I don’t agree. I would definitely tell her to do what feels best, and maybe she needs to get this secret off her chest by writing about it in this public way, but from a professional standpoint, I don’t really see how revealing something so personal could be a good thing. Perhaps I feel that way because there’s still something in our culture which makes us want to blame the victim, or tells us that we should feel embarrassed if we’ve been assaulted. But we shouldn’t, and she shouldn’t.
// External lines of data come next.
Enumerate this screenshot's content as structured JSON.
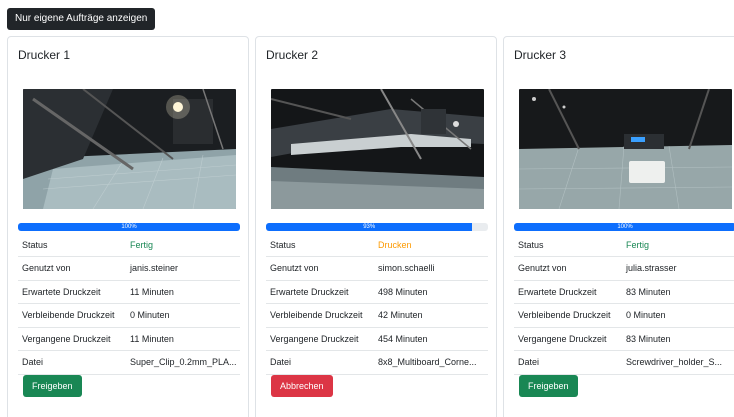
{
  "toolbar": {
    "own_jobs_label": "Nur eigene Aufträge anzeigen"
  },
  "labels": {
    "status": "Status",
    "used_by": "Genutzt von",
    "expected": "Erwartete Druckzeit",
    "remaining": "Verbleibende Druckzeit",
    "elapsed": "Vergangene Druckzeit",
    "file": "Datei"
  },
  "colors": {
    "primary": "#0d6efd",
    "success": "#198754",
    "danger": "#dc3545",
    "warning": "#fd9a00"
  },
  "printers": [
    {
      "title": "Drucker 1",
      "progress": 100,
      "progress_label": "100%",
      "status": "Fertig",
      "used_by": "janis.steiner",
      "expected": "11 Minuten",
      "remaining": "0 Minuten",
      "elapsed": "11 Minuten",
      "file": "Super_Clip_0.2mm_PLA...",
      "action": "Freigeben"
    },
    {
      "title": "Drucker 2",
      "progress": 93,
      "progress_label": "93%",
      "status": "Drucken",
      "used_by": "simon.schaelli",
      "expected": "498 Minuten",
      "remaining": "42 Minuten",
      "elapsed": "454 Minuten",
      "file": "8x8_Multiboard_Corne...",
      "action": "Abbrechen"
    },
    {
      "title": "Drucker 3",
      "progress": 100,
      "progress_label": "100%",
      "status": "Fertig",
      "used_by": "julia.strasser",
      "expected": "83 Minuten",
      "remaining": "0 Minuten",
      "elapsed": "83 Minuten",
      "file": "Screwdriver_holder_S...",
      "action": "Freigeben"
    }
  ]
}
That still doesn’t make it smart to tell someone who you want to impress, that you’ve suffered a terrible personal trauma and dealt with it; personal statements to schools are MEANT to be fluff. The schools want to see that you’re creative, thoughtful, intelligent, insightful, hard-working…all of that, plus a good writer. However, hearing about your worst trauma is not going to make them want to accept you, it’s going to make them feel bad for you.

Even if the question were phrased “I was raped and I coped with it. Should I tell the admissions committee?”, I still wouldn’t recommend that she write her essay on it, but perhaps I would be less resistant to the idea. If the girl wanted to make it about the way she was able to persevere in SPITE of this tragedy, that’s much more understandable than her revealing this episode to the school and then asking them to bear that in mind as they look at her application and her GPA, which it seems is her current plan of action.

Call me a conservative, but I just don’t think colleges really want to or need to know that much about a person’s inner struggles…writing about coping with prejudice? That’s one thing. With rape? That’s another.

One comment on ““I Was Raped. Should I tell the Admissions Committee?””

  1. Jessica Says:

    One thing I think is important to note here is that she wasn’t necessarily saying that SHE wanted this to be the topic of her personal statement (although I’m aware this is what Judge Josh explicitly suggests). Her question was “should I tell the Admissions Committee?” Should the admissions committee hear about her trauma–whether through an additional essay, interview, informal contact etc– to provide some perspective. There is certainly a difference between making your trauma the subject of your personal statement, and having it be an addendum to your application in order to help the admissions committee be able to evaluate your grades/GPA in a more educated context. I’m still trying to parse out whether you take issue with her using this topic as her personal statement, or whether you are opposed to her mentioning it in any way on her application.

    My question to you is, if you think this girl should not mention her trauma in explanation of her GPA, what DO you think she should do? Her drop in grades must be an apparent anomaly in her transcript– is the suggestion that she just have the admissions committee look at that semester as if she had nothing else going on?

    The main reason I write, is that I have actually been struggling with a very similar question recently, having just graduated this past May with my sights set on getting my Masters in Social Work. At Brandeis, I suffered several severe depressive episodes, one of which crippled me entirely for a semester. My GPA suffered terribly, to a point where it certainly needs to be addressed in my applications to grad school. For me, it is not a question of whether or not I talk about it, it’s a question of how to talk about it in a professional way—possibly attaching a letter from a mental health professional. I would give the same advice to this girl.